Recorded data:
------------------------
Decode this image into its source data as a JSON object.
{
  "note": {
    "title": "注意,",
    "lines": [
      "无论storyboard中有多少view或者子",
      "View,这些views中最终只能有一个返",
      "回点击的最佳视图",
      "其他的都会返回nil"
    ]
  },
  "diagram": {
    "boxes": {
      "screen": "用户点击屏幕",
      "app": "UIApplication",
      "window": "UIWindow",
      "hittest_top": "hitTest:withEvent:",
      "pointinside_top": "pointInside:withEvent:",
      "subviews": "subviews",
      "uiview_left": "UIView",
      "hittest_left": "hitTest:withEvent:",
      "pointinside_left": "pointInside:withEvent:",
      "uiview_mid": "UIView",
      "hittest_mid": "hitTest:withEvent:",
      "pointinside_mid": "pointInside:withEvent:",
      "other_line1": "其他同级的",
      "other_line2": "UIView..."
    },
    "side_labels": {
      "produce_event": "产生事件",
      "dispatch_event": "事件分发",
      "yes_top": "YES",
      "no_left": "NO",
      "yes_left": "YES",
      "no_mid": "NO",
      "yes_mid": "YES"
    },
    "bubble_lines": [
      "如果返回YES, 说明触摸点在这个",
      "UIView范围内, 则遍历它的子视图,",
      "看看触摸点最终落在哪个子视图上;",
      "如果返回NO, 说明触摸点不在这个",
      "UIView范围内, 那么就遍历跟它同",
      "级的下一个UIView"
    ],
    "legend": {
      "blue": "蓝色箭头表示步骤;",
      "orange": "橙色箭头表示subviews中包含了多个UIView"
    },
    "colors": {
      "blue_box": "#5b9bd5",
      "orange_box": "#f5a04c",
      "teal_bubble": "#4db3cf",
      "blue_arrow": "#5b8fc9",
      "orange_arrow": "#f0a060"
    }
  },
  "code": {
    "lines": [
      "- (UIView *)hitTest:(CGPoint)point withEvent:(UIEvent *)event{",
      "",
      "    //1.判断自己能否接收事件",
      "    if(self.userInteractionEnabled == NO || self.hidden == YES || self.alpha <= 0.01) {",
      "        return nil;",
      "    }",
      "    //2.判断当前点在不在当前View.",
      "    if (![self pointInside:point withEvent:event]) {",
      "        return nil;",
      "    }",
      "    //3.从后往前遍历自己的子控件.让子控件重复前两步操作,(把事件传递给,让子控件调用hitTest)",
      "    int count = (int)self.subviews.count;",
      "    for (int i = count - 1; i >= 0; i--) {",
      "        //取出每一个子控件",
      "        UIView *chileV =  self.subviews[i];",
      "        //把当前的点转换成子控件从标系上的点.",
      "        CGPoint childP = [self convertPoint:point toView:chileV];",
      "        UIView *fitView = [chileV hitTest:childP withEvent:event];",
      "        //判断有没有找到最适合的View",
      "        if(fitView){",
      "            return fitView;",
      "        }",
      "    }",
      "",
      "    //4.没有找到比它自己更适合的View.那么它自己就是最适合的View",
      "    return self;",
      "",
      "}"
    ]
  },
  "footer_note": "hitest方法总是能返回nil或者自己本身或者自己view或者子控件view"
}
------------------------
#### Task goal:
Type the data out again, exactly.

#### Written solution:
Decode this image into its source data as a JSON object.
{
  "note": {
    "title": "注意,",
    "lines": [
      "无论storyboard中有多少view或者子",
      "View,这些views中最终只能有一个返",
      "回点击的最佳视图",
      "其他的都会返回nil"
    ]
  },
  "diagram": {
    "boxes": {
      "screen": "用户点击屏幕",
      "app": "UIApplication",
      "window": "UIWindow",
      "hittest_top": "hitTest:withEvent:",
      "pointinside_top": "pointInside:withEvent:",
      "subviews": "subviews",
      "uiview_left": "UIView",
      "hittest_left": "hitTest:withEvent:",
      "pointinside_left": "pointInside:withEvent:",
      "uiview_mid": "UIView",
      "hittest_mid": "hitTest:withEvent:",
      "pointinside_mid": "pointInside:withEvent:",
      "other_line1": "其他同级的",
      "other_line2": "UIView..."
    },
    "side_labels": {
      "produce_event": "产生事件",
      "dispatch_event": "事件分发",
      "yes_top": "YES",
      "no_left": "NO",
      "yes_left": "YES",
      "no_mid": "NO",
      "yes_mid": "YES"
    },
    "bubble_lines": [
      "如果返回YES, 说明触摸点在这个",
      "UIView范围内, 则遍历它的子视图,",
      "看看触摸点最终落在哪个子视图上;",
      "如果返回NO, 说明触摸点不在这个",
      "UIView范围内, 那么就遍历跟它同",
      "级的下一个UIView"
    ],
    "legend": {
      "blue": "蓝色箭头表示步骤;",
      "orange": "橙色箭头表示subviews中包含了多个UIView"
    },
    "colors": {
      "blue_box": "#5b9bd5",
      "orange_box": "#f5a04c",
      "teal_bubble": "#4db3cf",
      "blue_arrow": "#5b8fc9",
      "orange_arrow": "#f0a060"
    }
  },
  "code": {
    "lines": [
      "- (UIView *)hitTest:(CGPoint)point withEvent:(UIEvent *)event{",
      "",
      "    //1.判断自己能否接收事件",
      "    if(self.userInteractionEnabled == NO || self.hidden == YES || self.alpha <= 0.01) {",
      "        return nil;",
      "    }",
      "    //2.判断当前点在不在当前View.",
      "    if (![self pointInside:point withEvent:event]) {",
      "        return nil;",
      "    }",
      "    //3.从后往前遍历自己的子控件.让子控件重复前两步操作,(把事件传递给,让子控件调用hitTest)",
      "    int count = (int)self.subviews.count;",
      "    for (int i = count - 1; i >= 0; i--) {",
      "        //取出每一个子控件",
      "        UIView *chileV =  self.subviews[i];",
      "        //把当前的点转换成子控件从标系上的点.",
      "        CGPoint childP = [self convertPoint:point toView:chileV];",
      "        UIView *fitView = [chileV hitTest:childP withEvent:event];",
      "        //判断有没有找到最适合的View",
      "        if(fitView){",
      "            return fitView;",
      "        }",
      "    }",
      "",
      "    //4.没有找到比它自己更适合的View.那么它自己就是最适合的View",
      "    return self;",
      "",
      "}"
    ]
  },
  "footer_note": "hitest方法总是能返回nil或者自己本身或者自己view或者子控件view"
}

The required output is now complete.